*Task item*
In the data below, count how many lines contain "icon" and give that number by itself.

* * *

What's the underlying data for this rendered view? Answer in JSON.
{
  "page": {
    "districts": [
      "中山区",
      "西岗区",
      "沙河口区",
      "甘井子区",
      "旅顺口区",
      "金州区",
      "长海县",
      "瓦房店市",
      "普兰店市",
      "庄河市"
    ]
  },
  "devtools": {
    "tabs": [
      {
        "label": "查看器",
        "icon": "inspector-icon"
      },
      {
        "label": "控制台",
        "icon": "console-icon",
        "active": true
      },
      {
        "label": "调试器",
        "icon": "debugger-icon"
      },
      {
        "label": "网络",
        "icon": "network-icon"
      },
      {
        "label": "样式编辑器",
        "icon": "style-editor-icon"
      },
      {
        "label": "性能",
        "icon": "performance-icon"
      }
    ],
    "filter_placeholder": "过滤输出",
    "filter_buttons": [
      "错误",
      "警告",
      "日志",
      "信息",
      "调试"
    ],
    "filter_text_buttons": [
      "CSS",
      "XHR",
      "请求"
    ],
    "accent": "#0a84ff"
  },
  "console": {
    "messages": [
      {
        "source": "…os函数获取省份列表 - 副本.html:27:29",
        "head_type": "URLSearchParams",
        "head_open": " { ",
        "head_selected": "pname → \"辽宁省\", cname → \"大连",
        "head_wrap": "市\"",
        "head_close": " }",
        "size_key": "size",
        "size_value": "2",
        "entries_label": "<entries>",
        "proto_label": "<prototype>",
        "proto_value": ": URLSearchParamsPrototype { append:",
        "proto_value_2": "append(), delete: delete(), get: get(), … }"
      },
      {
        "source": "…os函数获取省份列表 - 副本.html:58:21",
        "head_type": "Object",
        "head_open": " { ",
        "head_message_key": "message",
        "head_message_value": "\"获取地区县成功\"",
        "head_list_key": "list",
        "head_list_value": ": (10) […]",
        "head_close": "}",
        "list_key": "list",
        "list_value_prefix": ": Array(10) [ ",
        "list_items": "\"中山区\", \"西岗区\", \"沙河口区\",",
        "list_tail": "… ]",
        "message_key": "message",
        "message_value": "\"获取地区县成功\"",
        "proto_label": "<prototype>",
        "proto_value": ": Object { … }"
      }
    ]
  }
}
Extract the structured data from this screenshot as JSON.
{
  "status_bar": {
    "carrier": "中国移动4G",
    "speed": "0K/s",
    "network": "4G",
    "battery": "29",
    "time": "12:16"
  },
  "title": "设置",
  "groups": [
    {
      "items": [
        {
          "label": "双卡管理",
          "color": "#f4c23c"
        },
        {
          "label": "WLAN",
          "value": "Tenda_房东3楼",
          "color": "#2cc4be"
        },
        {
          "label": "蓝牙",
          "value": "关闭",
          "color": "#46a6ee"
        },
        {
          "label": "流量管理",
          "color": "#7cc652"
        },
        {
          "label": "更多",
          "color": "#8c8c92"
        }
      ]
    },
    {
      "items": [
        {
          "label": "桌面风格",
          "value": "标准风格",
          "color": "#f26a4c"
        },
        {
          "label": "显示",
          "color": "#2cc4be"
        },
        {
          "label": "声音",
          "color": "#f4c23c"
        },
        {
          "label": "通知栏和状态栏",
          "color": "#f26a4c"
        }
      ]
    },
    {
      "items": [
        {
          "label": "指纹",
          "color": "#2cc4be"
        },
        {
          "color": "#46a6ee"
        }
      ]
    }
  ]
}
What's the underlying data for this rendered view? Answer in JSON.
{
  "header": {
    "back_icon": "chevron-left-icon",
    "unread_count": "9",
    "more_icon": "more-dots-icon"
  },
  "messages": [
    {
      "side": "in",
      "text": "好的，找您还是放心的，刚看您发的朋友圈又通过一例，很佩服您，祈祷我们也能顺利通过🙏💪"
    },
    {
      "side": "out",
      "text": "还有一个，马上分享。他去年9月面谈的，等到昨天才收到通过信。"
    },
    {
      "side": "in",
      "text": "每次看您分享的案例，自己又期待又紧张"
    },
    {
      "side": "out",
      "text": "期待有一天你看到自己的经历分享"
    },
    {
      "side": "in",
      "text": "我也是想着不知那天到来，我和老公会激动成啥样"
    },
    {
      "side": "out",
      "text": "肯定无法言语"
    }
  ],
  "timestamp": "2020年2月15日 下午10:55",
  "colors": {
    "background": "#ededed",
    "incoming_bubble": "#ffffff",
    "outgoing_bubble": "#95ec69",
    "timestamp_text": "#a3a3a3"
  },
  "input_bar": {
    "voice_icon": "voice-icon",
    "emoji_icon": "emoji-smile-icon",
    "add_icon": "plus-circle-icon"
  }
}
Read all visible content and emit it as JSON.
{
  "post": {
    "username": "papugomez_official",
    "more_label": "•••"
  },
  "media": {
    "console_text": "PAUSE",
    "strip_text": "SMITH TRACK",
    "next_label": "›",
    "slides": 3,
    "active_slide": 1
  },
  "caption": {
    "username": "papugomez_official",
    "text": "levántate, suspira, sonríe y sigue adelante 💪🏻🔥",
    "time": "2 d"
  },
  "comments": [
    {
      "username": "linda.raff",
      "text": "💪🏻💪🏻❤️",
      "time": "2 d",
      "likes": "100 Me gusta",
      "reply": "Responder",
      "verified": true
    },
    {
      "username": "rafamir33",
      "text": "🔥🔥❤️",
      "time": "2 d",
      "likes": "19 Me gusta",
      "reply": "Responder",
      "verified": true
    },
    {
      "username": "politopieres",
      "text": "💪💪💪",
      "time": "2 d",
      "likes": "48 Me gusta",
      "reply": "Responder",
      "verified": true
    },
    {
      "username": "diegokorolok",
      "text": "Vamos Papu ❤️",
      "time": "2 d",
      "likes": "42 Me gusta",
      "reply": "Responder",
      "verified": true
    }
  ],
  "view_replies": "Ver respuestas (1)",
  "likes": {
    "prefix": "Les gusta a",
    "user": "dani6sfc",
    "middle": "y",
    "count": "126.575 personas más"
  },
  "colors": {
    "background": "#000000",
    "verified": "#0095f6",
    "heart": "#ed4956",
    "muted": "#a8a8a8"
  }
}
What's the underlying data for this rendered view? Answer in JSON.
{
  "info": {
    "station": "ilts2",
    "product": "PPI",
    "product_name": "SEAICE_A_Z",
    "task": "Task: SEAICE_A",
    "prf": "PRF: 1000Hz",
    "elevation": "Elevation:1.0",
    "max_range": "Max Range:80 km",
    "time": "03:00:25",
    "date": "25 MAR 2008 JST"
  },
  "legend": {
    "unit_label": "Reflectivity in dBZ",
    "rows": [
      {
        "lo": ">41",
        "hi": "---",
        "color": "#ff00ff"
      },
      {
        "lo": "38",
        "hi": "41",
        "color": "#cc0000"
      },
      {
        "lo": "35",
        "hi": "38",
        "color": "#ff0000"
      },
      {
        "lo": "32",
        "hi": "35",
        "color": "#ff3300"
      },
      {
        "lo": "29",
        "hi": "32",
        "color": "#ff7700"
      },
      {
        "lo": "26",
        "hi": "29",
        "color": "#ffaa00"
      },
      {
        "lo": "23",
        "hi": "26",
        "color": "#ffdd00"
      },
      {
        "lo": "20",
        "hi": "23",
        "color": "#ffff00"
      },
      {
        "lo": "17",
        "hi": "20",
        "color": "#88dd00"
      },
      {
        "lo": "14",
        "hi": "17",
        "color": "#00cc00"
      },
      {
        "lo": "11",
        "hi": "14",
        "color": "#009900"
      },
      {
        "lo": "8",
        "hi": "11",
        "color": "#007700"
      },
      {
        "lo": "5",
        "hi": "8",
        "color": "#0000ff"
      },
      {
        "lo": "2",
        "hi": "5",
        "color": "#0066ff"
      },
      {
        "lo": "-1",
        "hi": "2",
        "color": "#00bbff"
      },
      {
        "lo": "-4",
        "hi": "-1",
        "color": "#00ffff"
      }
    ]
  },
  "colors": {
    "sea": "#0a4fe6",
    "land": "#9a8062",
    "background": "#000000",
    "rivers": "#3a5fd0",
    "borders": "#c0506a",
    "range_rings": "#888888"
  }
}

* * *

*Response to the exercise*
11